═══ SUPPLIED RECORDS ═══

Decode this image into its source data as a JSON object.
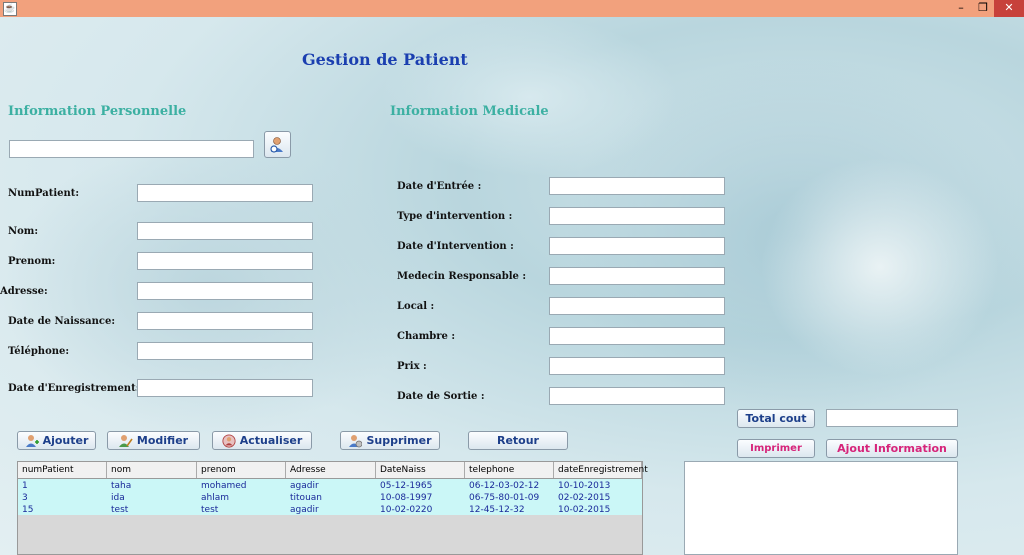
{
  "window": {
    "title_icon": "java-icon",
    "minimize_glyph": "–",
    "maximize_glyph": "❐",
    "close_glyph": "✕"
  },
  "page_title": "Gestion de Patient",
  "sections": {
    "personal": "Information Personnelle",
    "medical": "Information Medicale"
  },
  "search": {
    "value": ""
  },
  "personal_fields": [
    {
      "label": "NumPatient:",
      "value": ""
    },
    {
      "label": "Nom:",
      "value": ""
    },
    {
      "label": "Prenom:",
      "value": ""
    },
    {
      "label": "Adresse:",
      "value": ""
    },
    {
      "label": "Date de Naissance:",
      "value": ""
    },
    {
      "label": "Téléphone:",
      "value": ""
    },
    {
      "label": "Date d'Enregistrement:",
      "value": ""
    }
  ],
  "medical_fields": [
    {
      "label": "Date d'Entrée :",
      "value": ""
    },
    {
      "label": "Type d'intervention :",
      "value": ""
    },
    {
      "label": "Date d'Intervention :",
      "value": ""
    },
    {
      "label": "Medecin Responsable :",
      "value": ""
    },
    {
      "label": "Local :",
      "value": ""
    },
    {
      "label": "Chambre :",
      "value": ""
    },
    {
      "label": "Prix :",
      "value": ""
    },
    {
      "label": "Date de Sortie :",
      "value": ""
    }
  ],
  "buttons": {
    "ajouter": "Ajouter",
    "modifier": "Modifier",
    "actualiser": "Actualiser",
    "supprimer": "Supprimer",
    "retour": "Retour",
    "total_cout": "Total cout",
    "imprimer": "Imprimer",
    "ajout_information": "Ajout Information"
  },
  "total_cout_value": "",
  "colors": {
    "title": "#1b3fb0",
    "section": "#3cb0a2",
    "button_text": "#1d3f8a",
    "pink_text": "#d6247a",
    "table_rows_bg": "#cbf7f7"
  },
  "table": {
    "columns": [
      "numPatient",
      "nom",
      "prenom",
      "Adresse",
      "DateNaiss",
      "telephone",
      "dateEnregistrement"
    ],
    "rows": [
      [
        "1",
        "taha",
        "mohamed",
        "agadir",
        "05-12-1965",
        "06-12-03-02-12",
        "10-10-2013"
      ],
      [
        "3",
        "ida",
        "ahlam",
        "titouan",
        "10-08-1997",
        "06-75-80-01-09",
        "02-02-2015"
      ],
      [
        "15",
        "test",
        "test",
        "agadir",
        "10-02-0220",
        "12-45-12-32",
        "10-02-2015"
      ]
    ]
  }
}
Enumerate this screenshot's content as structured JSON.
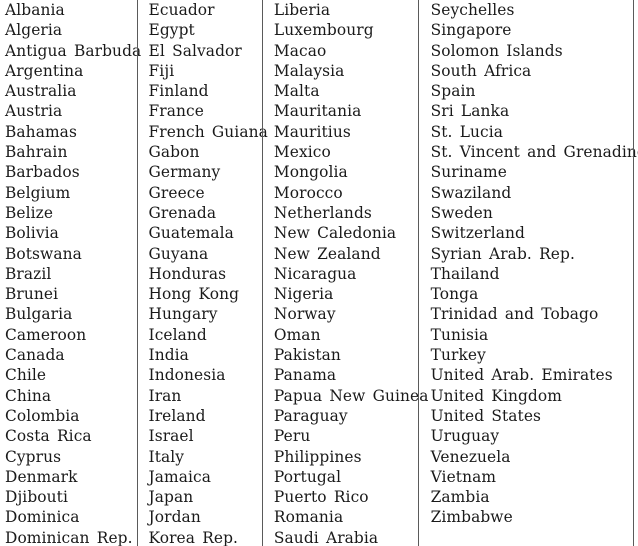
{
  "document": {
    "type": "country-list-table",
    "column_count": 4,
    "rule_color": "#5a5a5a",
    "text_color": "#1a1a1a",
    "background_color": "#ffffff"
  },
  "columns": [
    {
      "id": "column-1",
      "items": [
        "Albania",
        "Algeria",
        "Antigua Barbuda",
        "Argentina",
        "Australia",
        "Austria",
        "Bahamas",
        "Bahrain",
        "Barbados",
        "Belgium",
        "Belize",
        "Bolivia",
        "Botswana",
        "Brazil",
        "Brunei",
        "Bulgaria",
        "Cameroon",
        "Canada",
        "Chile",
        "China",
        "Colombia",
        "Costa Rica",
        "Cyprus",
        "Denmark",
        "Djibouti",
        "Dominica",
        "Dominican Rep."
      ]
    },
    {
      "id": "column-2",
      "items": [
        "Ecuador",
        "Egypt",
        "El Salvador",
        "Fiji",
        "Finland",
        "France",
        "French Guiana",
        "Gabon",
        "Germany",
        "Greece",
        "Grenada",
        "Guatemala",
        "Guyana",
        "Honduras",
        "Hong Kong",
        "Hungary",
        "Iceland",
        "India",
        "Indonesia",
        "Iran",
        "Ireland",
        "Israel",
        "Italy",
        "Jamaica",
        "Japan",
        "Jordan",
        "Korea Rep."
      ]
    },
    {
      "id": "column-3",
      "items": [
        "Liberia",
        "Luxembourg",
        "Macao",
        "Malaysia",
        "Malta",
        "Mauritania",
        "Mauritius",
        "Mexico",
        "Mongolia",
        "Morocco",
        "Netherlands",
        "New Caledonia",
        "New Zealand",
        "Nicaragua",
        "Nigeria",
        "Norway",
        "Oman",
        "Pakistan",
        "Panama",
        "Papua New Guinea",
        "Paraguay",
        "Peru",
        "Philippines",
        "Portugal",
        "Puerto Rico",
        "Romania",
        "Saudi Arabia"
      ]
    },
    {
      "id": "column-4",
      "items": [
        "Seychelles",
        "Singapore",
        "Solomon Islands",
        "South Africa",
        "Spain",
        "Sri Lanka",
        "St. Lucia",
        "St. Vincent and Grenadines",
        "Suriname",
        "Swaziland",
        "Sweden",
        "Switzerland",
        "Syrian Arab. Rep.",
        "Thailand",
        "Tonga",
        "Trinidad and Tobago",
        "Tunisia",
        "Turkey",
        "United Arab. Emirates",
        "United Kingdom",
        "United States",
        "Uruguay",
        "Venezuela",
        "Vietnam",
        "Zambia",
        "Zimbabwe"
      ]
    }
  ]
}
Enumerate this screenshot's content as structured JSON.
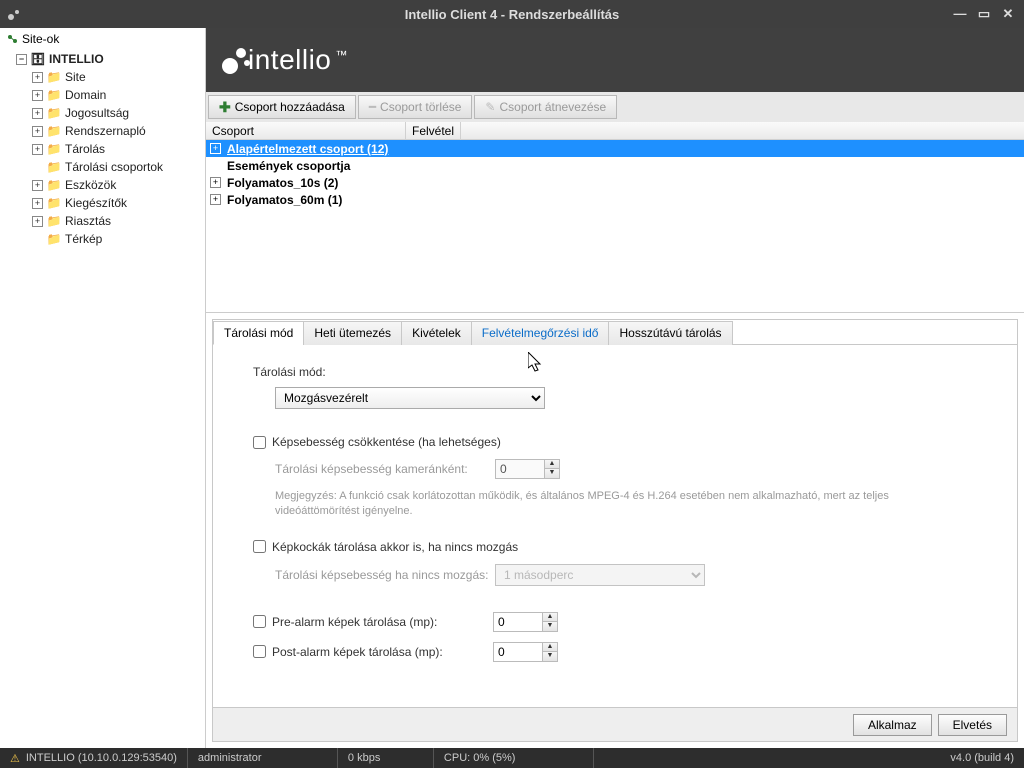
{
  "window": {
    "title": "Intellio Client 4 - Rendszerbeállítás"
  },
  "sidebar": {
    "header": "Site-ok",
    "root": "INTELLIO",
    "items": [
      {
        "label": "Site",
        "icon": "site"
      },
      {
        "label": "Domain",
        "icon": "domain"
      },
      {
        "label": "Jogosultság",
        "icon": "shield"
      },
      {
        "label": "Rendszernapló",
        "icon": "log"
      },
      {
        "label": "Tárolás",
        "icon": "folder"
      },
      {
        "label": "Tárolási csoportok",
        "icon": "folder",
        "selected": true,
        "noexpander": true
      },
      {
        "label": "Eszközök",
        "icon": "folder"
      },
      {
        "label": "Kiegészítők",
        "icon": "plugin"
      },
      {
        "label": "Riasztás",
        "icon": "alarm"
      },
      {
        "label": "Térkép",
        "icon": "folder",
        "noexpander": true
      }
    ]
  },
  "brand_tm": "™",
  "toolbar": {
    "add": "Csoport hozzáadása",
    "del": "Csoport törlése",
    "ren": "Csoport átnevezése"
  },
  "grid": {
    "col1": "Csoport",
    "col2": "Felvétel",
    "rows": [
      {
        "label": "Alapértelmezett csoport (12)",
        "sel": true,
        "exp": "+"
      },
      {
        "label": "Események csoportja",
        "exp": ""
      },
      {
        "label": "Folyamatos_10s (2)",
        "exp": "+"
      },
      {
        "label": "Folyamatos_60m (1)",
        "exp": "+"
      }
    ]
  },
  "tabs": {
    "items": [
      {
        "label": "Tárolási mód",
        "active": true
      },
      {
        "label": "Heti ütemezés"
      },
      {
        "label": "Kivételek"
      },
      {
        "label": "Felvételmegőrzési idő",
        "hover": true
      },
      {
        "label": "Hosszútávú tárolás"
      }
    ]
  },
  "panel": {
    "mode_label": "Tárolási mód:",
    "mode_value": "Mozgásvezérelt",
    "chk_reduce": "Képsebesség csökkentése (ha lehetséges)",
    "fps_label": "Tárolási képsebesség kameránként:",
    "fps_value": "0",
    "note": "Megjegyzés: A funkció csak korlátozottan működik, és általános MPEG-4 és H.264 esetében nem alkalmazható, mert az teljes videóáttömörítést igényelne.",
    "chk_store_no_motion": "Képkockák tárolása akkor is, ha nincs mozgás",
    "nomotion_fps_label": "Tárolási képsebesség ha nincs mozgás:",
    "nomotion_fps_value": "1 másodperc",
    "chk_prealarm": "Pre-alarm képek tárolása (mp):",
    "prealarm_value": "0",
    "chk_postalarm": "Post-alarm képek tárolása (mp):",
    "postalarm_value": "0"
  },
  "buttons": {
    "apply": "Alkalmaz",
    "cancel": "Elvetés"
  },
  "status": {
    "site": "INTELLIO (10.10.0.129:53540)",
    "user": "administrator",
    "bw": "0 kbps",
    "cpu": "CPU: 0% (5%)",
    "ver": "v4.0 (build 4)"
  }
}
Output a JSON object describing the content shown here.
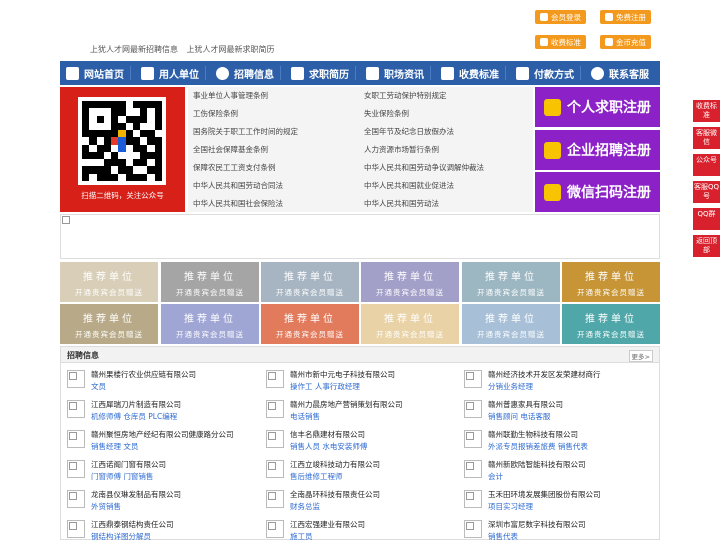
{
  "top": {
    "member_login": "会员登录",
    "free_register": "免费注册",
    "fee_standard": "收费标准",
    "gold_recharge": "金币充值",
    "newest_jobs": "上犹人才网最新招聘信息",
    "newest_resumes": "上犹人才网最新求职简历"
  },
  "nav": [
    "网站首页",
    "用人单位",
    "招聘信息",
    "求职简历",
    "职场资讯",
    "收费标准",
    "付款方式",
    "联系客服"
  ],
  "qr_caption": "扫描二维码，关注公众号",
  "laws": [
    "事业单位人事管理条例",
    "女职工劳动保护特别规定",
    "工伤保险条例",
    "失业保险条例",
    "国务院关于职工工作时间的规定",
    "全国年节及纪念日放假办法",
    "全国社会保障基金条例",
    "人力资源市场暂行条例",
    "保障农民工工资支付条例",
    "中华人民共和国劳动争议调解仲裁法",
    "中华人民共和国劳动合同法",
    "中华人民共和国就业促进法",
    "中华人民共和国社会保险法",
    "中华人民共和国劳动法"
  ],
  "register": {
    "personal": "个人求职注册",
    "company": "企业招聘注册",
    "wechat": "微信扫码注册"
  },
  "tiles": {
    "title": "推荐单位",
    "subtitle": "开通贵宾会员赠送",
    "colors": [
      "#d9cfb8",
      "#a5a5a5",
      "#a7b4c2",
      "#a29fc8",
      "#9db7c2",
      "#c79535",
      "#b8aa88",
      "#9fa6d4",
      "#e27a5c",
      "#e8d2a6",
      "#a7c0d8",
      "#4fa7a9"
    ]
  },
  "jobs": {
    "title": "招聘信息",
    "more": "更多>",
    "items": [
      {
        "company": "赣州果楼行农业供应链有限公司",
        "positions": "文员"
      },
      {
        "company": "赣州市新中元电子科技有限公司",
        "positions": "操作工 人事行政经理"
      },
      {
        "company": "赣州经济技术开发区发荣建材商行",
        "positions": "分销业务经理"
      },
      {
        "company": "江西犀瑞刀片制造有限公司",
        "positions": "机修师傅 仓库员 PLC编程"
      },
      {
        "company": "赣州力晨房地产营销策划有限公司",
        "positions": "电话销售"
      },
      {
        "company": "赣州普惠家具有限公司",
        "positions": "销售顾问 电话客服"
      },
      {
        "company": "赣州聚恒房地产经纪有限公司健康路分公司",
        "positions": "销售经理 文员"
      },
      {
        "company": "信丰名鼎建材有限公司",
        "positions": "销售人员 水电安装师傅"
      },
      {
        "company": "赣州联勤生物科技有限公司",
        "positions": "外派专员报销差旅费 销售代表"
      },
      {
        "company": "江西诺阁门窗有限公司",
        "positions": "门窗师傅 门窗销售"
      },
      {
        "company": "江西立竣科技动力有限公司",
        "positions": "售后维修工程师"
      },
      {
        "company": "赣州新欧陆智能科技有限公司",
        "positions": "会计"
      },
      {
        "company": "龙南县仪琳发制品有限公司",
        "positions": "外贸销售"
      },
      {
        "company": "全南晶环科技有限责任公司",
        "positions": "财务总监"
      },
      {
        "company": "玉禾田环境发展集团股份有限公司",
        "positions": "项目实习经理"
      },
      {
        "company": "江西鼎泰钢结构责任公司",
        "positions": "钢结构详图分解员"
      },
      {
        "company": "江西宏强建业有限公司",
        "positions": "施工员"
      },
      {
        "company": "深圳市富尼数字科技有限公司",
        "positions": "销售代表"
      }
    ]
  },
  "side": [
    "收费标准",
    "客服微信",
    "公众号",
    "客服QQ号",
    "QQ群",
    "返回顶部"
  ]
}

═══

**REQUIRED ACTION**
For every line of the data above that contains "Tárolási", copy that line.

**RESULT BELOW**
        "label": "Tárolási csoportok",
        "label": "Tárolási mód",
    "mode_label": "Tárolási mód:",
    "fps_label": "Tárolási képsebesség kameránként:",
    "nomotion_fps_label": "Tárolási képsebesség ha nincs mozgás:",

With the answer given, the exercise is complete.